Facebook Searches For Its Identity

Facebook Searches For Its IdentityThe Internet has undergone a revolution in the past few years, and one of the major trends we’ve seen is that of social networking. I suspect that a substantial proportion of those reading this are a member of one or more social networks, and those who are not are surely aware of the phenomenon which MySpace and others represent.

Whilst I have used MySpace, Bebo and other social networks in the past, the one which I have found consistently useful (if that is the right choice of word) is Facebook. This site began in the US as a way for students at the same college to communicate with each other and organise their social lives together online, and has since come to universities everywhere and most recently, with the advent of region-based ‘networks’, to everyone. Certainly in my social circle, Facebook is gaining real traction, probably surpassing market leader MySpace as the place to join.

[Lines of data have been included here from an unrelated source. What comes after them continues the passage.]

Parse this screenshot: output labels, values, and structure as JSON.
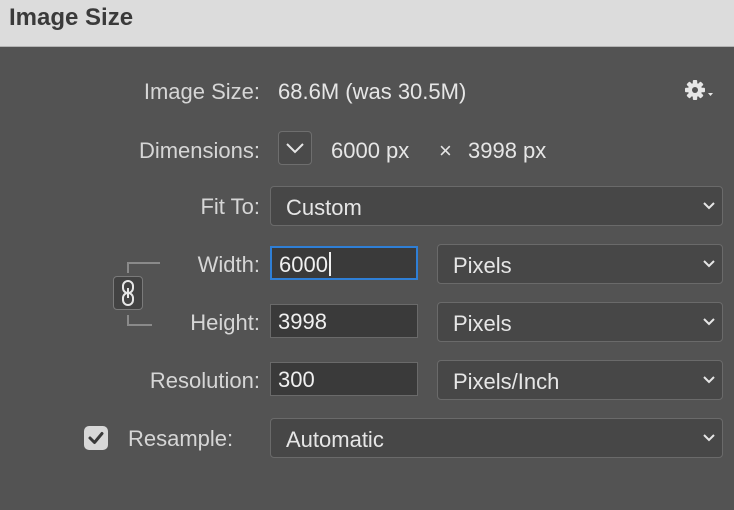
{
  "title": "Image Size",
  "image_size": {
    "label": "Image Size:",
    "value": "68.6M (was 30.5M)"
  },
  "settings_menu": {
    "icon": "gear-icon"
  },
  "dimensions": {
    "label": "Dimensions:",
    "width": "6000 px",
    "times": "×",
    "height": "3998 px"
  },
  "fit_to": {
    "label": "Fit To:",
    "value": "Custom"
  },
  "width": {
    "label": "Width:",
    "value": "6000",
    "unit": "Pixels"
  },
  "height": {
    "label": "Height:",
    "value": "3998",
    "unit": "Pixels"
  },
  "resolution": {
    "label": "Resolution:",
    "value": "300",
    "unit": "Pixels/Inch"
  },
  "resample": {
    "label": "Resample:",
    "checked": true,
    "value": "Automatic"
  },
  "constrain_proportions": {
    "linked": true,
    "icon": "chain-link-icon"
  },
  "colors": {
    "focus": "#2f7fd6",
    "background": "#535353",
    "titlebar": "#dcdcdc"
  }
}
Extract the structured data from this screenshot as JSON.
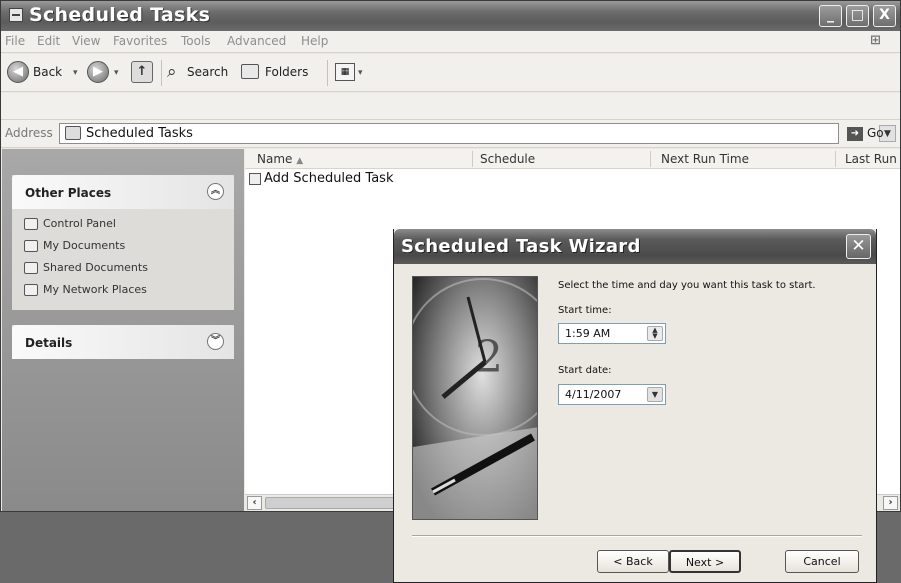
{
  "window": {
    "title": "Scheduled Tasks",
    "controls": {
      "minimize": "_",
      "maximize": "□",
      "close": "X"
    }
  },
  "menu": [
    "File",
    "Edit",
    "View",
    "Favorites",
    "Tools",
    "Advanced",
    "Help"
  ],
  "toolbar": {
    "back_label": "Back",
    "search_label": "Search",
    "folders_label": "Folders"
  },
  "address": {
    "label": "Address",
    "value": "Scheduled Tasks",
    "go_label": "Go"
  },
  "taskpane": {
    "other_places": {
      "title": "Other Places",
      "items": [
        "Control Panel",
        "My Documents",
        "Shared Documents",
        "My Network Places"
      ]
    },
    "details": {
      "title": "Details"
    }
  },
  "filelist": {
    "columns": [
      "Name",
      "Schedule",
      "Next Run Time",
      "Last Run"
    ],
    "rows": [
      {
        "name": "Add Scheduled Task"
      }
    ]
  },
  "wizard": {
    "title": "Scheduled Task Wizard",
    "prompt": "Select the time and day you want this task to start.",
    "start_time_label": "Start time:",
    "start_time_value": "1:59 AM",
    "start_date_label": "Start date:",
    "start_date_value": "4/11/2007",
    "buttons": {
      "back": "< Back",
      "next": "Next >",
      "cancel": "Cancel"
    }
  }
}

How do FaceBook and MySpace Differ?
In many ways the two services could not be more different. A subtle difference is the emphasis which Facebook places on keeping in touch with those who one already knows. MySpace, on the other hand, is quite keen to help you meet new people. The Facebook approach sits more nicely with the way most people like to interact with others; MySpace demands what you could call a social paradigm shift, if you are to take it seriously. Whilst that is not a criticism of MySpace (I know someone who is ostensibly head over heels at the moment with a person he met entirely over MySpace), it does mean that the barrier to Facebook adoption is considerably lower than that of its larger rival – an important fact given the relatively low overall percentage of the population using social networking sites currently. Future growth in the space will predominantly come from those outside the current 16-25 year olds that make up the majority of their users, who are more happy to be flexible with how their social lives operate. Facebook is more equipped to meet the needs of those who are not so flexible.

Facebook Searches For Its IdentityCustomisation
Another key difference is way in which MySpace users are able to customise their profile pages, whereas Facebook users are allowed no such features. Whilst the claimed potential to achieve self expression by creating an appalling design for one’s profile page is a mystery to me, I do see the appeal of the widgets platform MySpace offers.

For the uninitiated, widgets are small boxes containing content from a third-party provider. That could be an embedded YouTube video, the contents of an RSS feed or even a dynamic app, such as livechat2im, which allows a visitor to a profile page to have an instant messaging chat with the owner directly through the page. None of this is possible with Facebook at the moment, although Mashable reported a rumour this week that Facebook is considering implementing widgets. Pete Cashmore argued that widgets is currently the key functionality MySpace has which Facebook does not, and that it would be the best way to ‘steal the social networking crown from MySpace’.

I’m not sure I entirely agree with Pete. I think it is in a better position to grow in the medium term future than MySpace is, but it is continuously under pressure to get quick growth by trying to steal users from MySpace. Building a ‘better MySpace’ probably isn’t the way forward if it is to ultimately overtake MySpace, and rumoured features such as its classified ads service seem to indicate that Facebook is aware of that. Facebook needs to be clearly different from MySpace, and adding widgets would possibly damage that.

Who will win long term?
I will end with a prediction; in five years, if Facebook doesn’t pander to the temptation to be like MySpace, it will be significantly bigger in terms of users and pageviews than the Murdoch-owned rival.

Huw Leslie is editor of UK-based Web 2.0 and software blog GizBuzz. He is a co-founder of Oratos Media and Klaxis, and his personal blog is For Crying Out Loud.